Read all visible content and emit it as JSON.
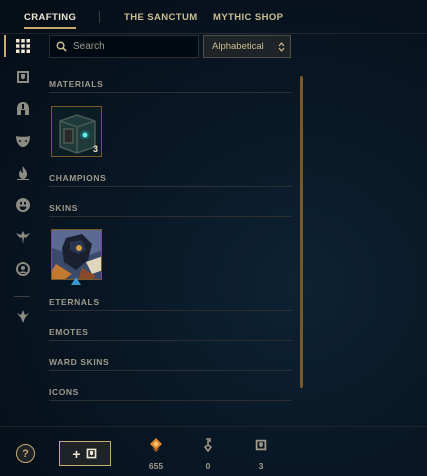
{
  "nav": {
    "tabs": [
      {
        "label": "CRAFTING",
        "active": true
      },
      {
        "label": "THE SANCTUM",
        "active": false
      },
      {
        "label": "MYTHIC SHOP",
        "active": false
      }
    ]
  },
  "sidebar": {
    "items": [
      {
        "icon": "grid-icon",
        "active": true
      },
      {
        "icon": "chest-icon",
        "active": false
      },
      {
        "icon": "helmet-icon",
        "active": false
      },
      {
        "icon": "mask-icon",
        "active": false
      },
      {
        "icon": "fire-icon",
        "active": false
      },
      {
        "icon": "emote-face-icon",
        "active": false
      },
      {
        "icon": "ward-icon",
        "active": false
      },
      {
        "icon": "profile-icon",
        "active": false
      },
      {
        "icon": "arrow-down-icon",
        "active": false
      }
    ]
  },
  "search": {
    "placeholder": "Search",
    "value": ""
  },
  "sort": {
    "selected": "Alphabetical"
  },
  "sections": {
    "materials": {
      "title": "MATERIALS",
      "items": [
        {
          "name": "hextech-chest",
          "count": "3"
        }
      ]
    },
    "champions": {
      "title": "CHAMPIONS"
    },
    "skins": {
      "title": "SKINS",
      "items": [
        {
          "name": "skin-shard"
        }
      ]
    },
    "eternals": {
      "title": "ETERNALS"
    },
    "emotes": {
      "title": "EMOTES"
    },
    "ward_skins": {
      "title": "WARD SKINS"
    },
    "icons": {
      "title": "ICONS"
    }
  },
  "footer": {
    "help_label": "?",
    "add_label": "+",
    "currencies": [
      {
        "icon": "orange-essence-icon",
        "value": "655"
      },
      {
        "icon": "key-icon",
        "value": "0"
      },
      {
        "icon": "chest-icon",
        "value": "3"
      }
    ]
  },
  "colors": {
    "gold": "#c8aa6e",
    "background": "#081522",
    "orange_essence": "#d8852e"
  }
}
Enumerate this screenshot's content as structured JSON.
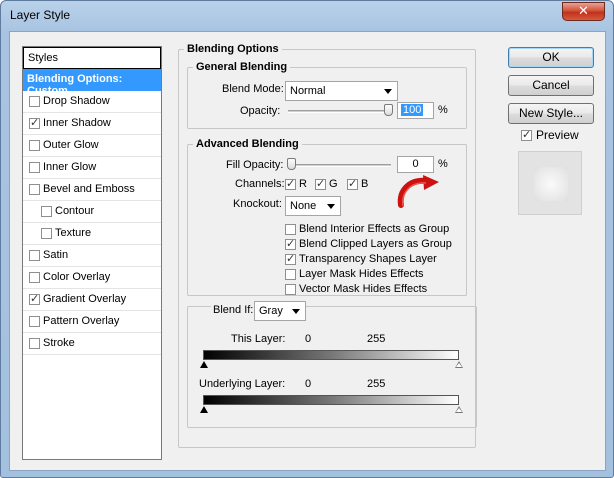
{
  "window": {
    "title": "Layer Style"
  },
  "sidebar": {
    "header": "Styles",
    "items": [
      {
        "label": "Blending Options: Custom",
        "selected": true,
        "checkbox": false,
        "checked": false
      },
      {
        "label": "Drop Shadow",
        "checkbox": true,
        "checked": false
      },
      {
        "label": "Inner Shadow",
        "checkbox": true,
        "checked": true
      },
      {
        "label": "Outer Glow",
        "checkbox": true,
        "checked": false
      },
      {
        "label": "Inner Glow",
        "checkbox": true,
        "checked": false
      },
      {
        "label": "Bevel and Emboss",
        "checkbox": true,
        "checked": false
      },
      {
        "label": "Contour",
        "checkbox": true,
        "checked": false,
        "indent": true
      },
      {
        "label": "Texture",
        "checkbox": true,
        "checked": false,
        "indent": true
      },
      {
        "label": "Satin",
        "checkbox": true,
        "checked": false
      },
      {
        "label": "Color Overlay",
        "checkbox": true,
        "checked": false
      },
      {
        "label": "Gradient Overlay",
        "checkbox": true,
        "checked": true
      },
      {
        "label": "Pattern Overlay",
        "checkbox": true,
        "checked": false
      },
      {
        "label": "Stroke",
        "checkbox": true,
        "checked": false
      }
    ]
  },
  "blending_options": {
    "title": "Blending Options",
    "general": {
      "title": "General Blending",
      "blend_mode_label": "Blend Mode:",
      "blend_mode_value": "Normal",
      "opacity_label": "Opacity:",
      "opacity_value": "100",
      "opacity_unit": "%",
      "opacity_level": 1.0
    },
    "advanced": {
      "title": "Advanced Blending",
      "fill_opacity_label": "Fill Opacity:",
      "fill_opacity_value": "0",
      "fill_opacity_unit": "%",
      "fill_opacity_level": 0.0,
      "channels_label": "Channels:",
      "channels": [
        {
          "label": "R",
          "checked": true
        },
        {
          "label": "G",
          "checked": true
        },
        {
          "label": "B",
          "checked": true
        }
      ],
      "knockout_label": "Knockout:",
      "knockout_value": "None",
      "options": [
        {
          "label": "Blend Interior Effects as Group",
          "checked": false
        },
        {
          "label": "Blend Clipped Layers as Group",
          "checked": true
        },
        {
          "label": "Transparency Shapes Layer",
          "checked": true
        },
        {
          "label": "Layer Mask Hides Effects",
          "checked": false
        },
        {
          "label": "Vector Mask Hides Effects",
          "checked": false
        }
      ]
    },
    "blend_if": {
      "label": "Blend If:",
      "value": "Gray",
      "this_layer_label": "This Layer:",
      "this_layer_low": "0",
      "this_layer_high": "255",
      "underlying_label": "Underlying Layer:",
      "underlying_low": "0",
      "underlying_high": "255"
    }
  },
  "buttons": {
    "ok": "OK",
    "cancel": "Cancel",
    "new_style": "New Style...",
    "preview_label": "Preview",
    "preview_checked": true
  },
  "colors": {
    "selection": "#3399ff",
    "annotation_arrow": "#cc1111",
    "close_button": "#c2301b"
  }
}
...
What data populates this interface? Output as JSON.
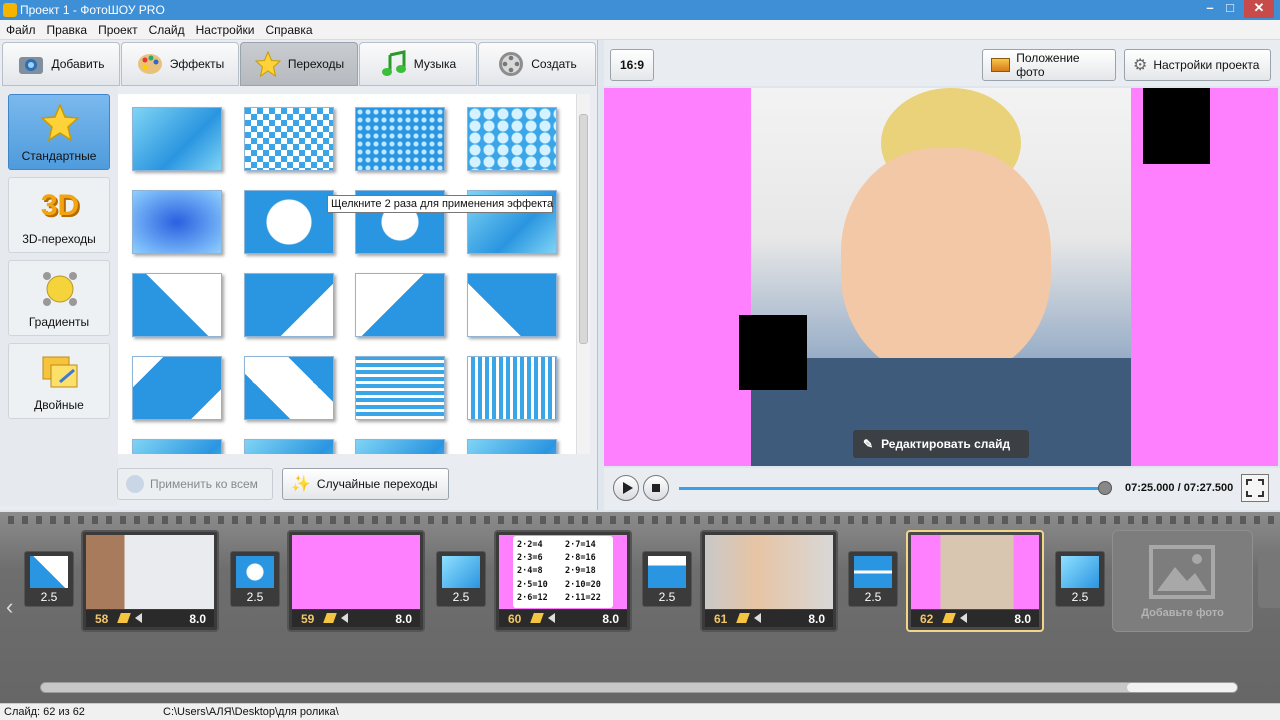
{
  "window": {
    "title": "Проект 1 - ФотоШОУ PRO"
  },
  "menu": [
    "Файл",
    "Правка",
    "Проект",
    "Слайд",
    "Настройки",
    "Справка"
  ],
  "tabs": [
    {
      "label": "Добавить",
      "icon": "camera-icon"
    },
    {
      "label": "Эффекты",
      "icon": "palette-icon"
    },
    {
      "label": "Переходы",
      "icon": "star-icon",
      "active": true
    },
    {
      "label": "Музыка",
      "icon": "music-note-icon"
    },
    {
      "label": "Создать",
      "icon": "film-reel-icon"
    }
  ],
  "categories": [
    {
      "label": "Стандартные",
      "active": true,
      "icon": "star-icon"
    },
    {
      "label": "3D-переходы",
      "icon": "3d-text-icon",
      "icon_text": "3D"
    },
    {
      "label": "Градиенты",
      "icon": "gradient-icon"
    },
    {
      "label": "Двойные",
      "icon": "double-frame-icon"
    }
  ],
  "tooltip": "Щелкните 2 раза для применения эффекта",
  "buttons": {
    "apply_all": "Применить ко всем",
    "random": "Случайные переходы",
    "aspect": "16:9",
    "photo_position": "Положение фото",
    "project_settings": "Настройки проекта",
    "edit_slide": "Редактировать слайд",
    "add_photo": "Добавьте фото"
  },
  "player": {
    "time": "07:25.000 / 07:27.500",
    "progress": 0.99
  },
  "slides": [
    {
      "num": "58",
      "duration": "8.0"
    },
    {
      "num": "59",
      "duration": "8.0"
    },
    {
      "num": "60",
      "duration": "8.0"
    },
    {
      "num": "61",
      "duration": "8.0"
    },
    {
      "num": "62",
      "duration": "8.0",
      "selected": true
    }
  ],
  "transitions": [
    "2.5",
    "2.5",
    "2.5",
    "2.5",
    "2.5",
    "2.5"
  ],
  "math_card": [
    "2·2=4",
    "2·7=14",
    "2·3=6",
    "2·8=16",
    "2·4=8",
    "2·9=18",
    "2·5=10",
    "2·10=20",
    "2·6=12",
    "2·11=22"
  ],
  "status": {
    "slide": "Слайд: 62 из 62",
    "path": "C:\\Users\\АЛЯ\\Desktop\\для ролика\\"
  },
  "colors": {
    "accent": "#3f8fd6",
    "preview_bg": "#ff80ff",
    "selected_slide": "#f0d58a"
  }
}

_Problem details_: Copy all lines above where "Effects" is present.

_Answer for the task_:
          "label": "Blend Interior Effects as Group",
          "label": "Layer Mask Hides Effects",
          "label": "Vector Mask Hides Effects",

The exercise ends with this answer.